▸ **The problem**:
This exercise calls for the listing to be set down exactly.

▸ **Input data**:
§

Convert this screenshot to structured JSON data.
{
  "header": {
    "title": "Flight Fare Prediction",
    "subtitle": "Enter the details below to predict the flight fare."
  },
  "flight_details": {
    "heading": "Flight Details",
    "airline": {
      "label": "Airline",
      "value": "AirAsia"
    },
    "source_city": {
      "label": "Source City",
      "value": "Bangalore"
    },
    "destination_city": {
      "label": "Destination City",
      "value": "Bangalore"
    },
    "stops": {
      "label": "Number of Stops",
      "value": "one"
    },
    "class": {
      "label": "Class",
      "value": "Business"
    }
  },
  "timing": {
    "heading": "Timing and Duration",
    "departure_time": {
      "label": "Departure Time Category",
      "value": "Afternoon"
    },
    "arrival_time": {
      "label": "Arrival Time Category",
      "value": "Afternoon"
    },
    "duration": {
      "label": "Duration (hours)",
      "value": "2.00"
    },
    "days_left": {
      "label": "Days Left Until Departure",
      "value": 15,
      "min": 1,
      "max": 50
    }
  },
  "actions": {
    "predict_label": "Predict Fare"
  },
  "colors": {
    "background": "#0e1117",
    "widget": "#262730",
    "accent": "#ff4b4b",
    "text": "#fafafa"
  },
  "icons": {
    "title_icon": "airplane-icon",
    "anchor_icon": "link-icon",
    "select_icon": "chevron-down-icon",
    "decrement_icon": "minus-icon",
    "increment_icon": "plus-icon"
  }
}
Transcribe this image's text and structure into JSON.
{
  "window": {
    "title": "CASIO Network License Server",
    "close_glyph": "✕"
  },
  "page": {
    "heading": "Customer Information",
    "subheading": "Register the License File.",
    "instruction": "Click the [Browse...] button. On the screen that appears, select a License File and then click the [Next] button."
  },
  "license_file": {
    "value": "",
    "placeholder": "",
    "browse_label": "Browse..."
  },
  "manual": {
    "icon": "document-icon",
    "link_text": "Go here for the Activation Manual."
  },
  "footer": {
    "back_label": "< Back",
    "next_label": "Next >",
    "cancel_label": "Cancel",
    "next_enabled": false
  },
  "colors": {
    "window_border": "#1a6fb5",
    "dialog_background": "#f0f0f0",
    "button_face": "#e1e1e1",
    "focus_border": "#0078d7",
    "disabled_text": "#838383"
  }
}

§

▸ **The answer**:
Convert this screenshot to structured JSON data.
{
  "header": {
    "title": "Flight Fare Prediction",
    "subtitle": "Enter the details below to predict the flight fare."
  },
  "flight_details": {
    "heading": "Flight Details",
    "airline": {
      "label": "Airline",
      "value": "AirAsia"
    },
    "source_city": {
      "label": "Source City",
      "value": "Bangalore"
    },
    "destination_city": {
      "label": "Destination City",
      "value": "Bangalore"
    },
    "stops": {
      "label": "Number of Stops",
      "value": "one"
    },
    "class": {
      "label": "Class",
      "value": "Business"
    }
  },
  "timing": {
    "heading": "Timing and Duration",
    "departure_time": {
      "label": "Departure Time Category",
      "value": "Afternoon"
    },
    "arrival_time": {
      "label": "Arrival Time Category",
      "value": "Afternoon"
    },
    "duration": {
      "label": "Duration (hours)",
      "value": "2.00"
    },
    "days_left": {
      "label": "Days Left Until Departure",
      "value": 15,
      "min": 1,
      "max": 50
    }
  },
  "actions": {
    "predict_label": "Predict Fare"
  },
  "colors": {
    "background": "#0e1117",
    "widget": "#262730",
    "accent": "#ff4b4b",
    "text": "#fafafa"
  },
  "icons": {
    "title_icon": "airplane-icon",
    "anchor_icon": "link-icon",
    "select_icon": "chevron-down-icon",
    "decrement_icon": "minus-icon",
    "increment_icon": "plus-icon"
  }
}
Transcribe this image's text and structure into JSON.
{
  "window": {
    "title": "CASIO Network License Server",
    "close_glyph": "✕"
  },
  "page": {
    "heading": "Customer Information",
    "subheading": "Register the License File.",
    "instruction": "Click the [Browse...] button. On the screen that appears, select a License File and then click the [Next] button."
  },
  "license_file": {
    "value": "",
    "placeholder": "",
    "browse_label": "Browse..."
  },
  "manual": {
    "icon": "document-icon",
    "link_text": "Go here for the Activation Manual."
  },
  "footer": {
    "back_label": "< Back",
    "next_label": "Next >",
    "cancel_label": "Cancel",
    "next_enabled": false
  },
  "colors": {
    "window_border": "#1a6fb5",
    "dialog_background": "#f0f0f0",
    "button_face": "#e1e1e1",
    "focus_border": "#0078d7",
    "disabled_text": "#838383"
  }
}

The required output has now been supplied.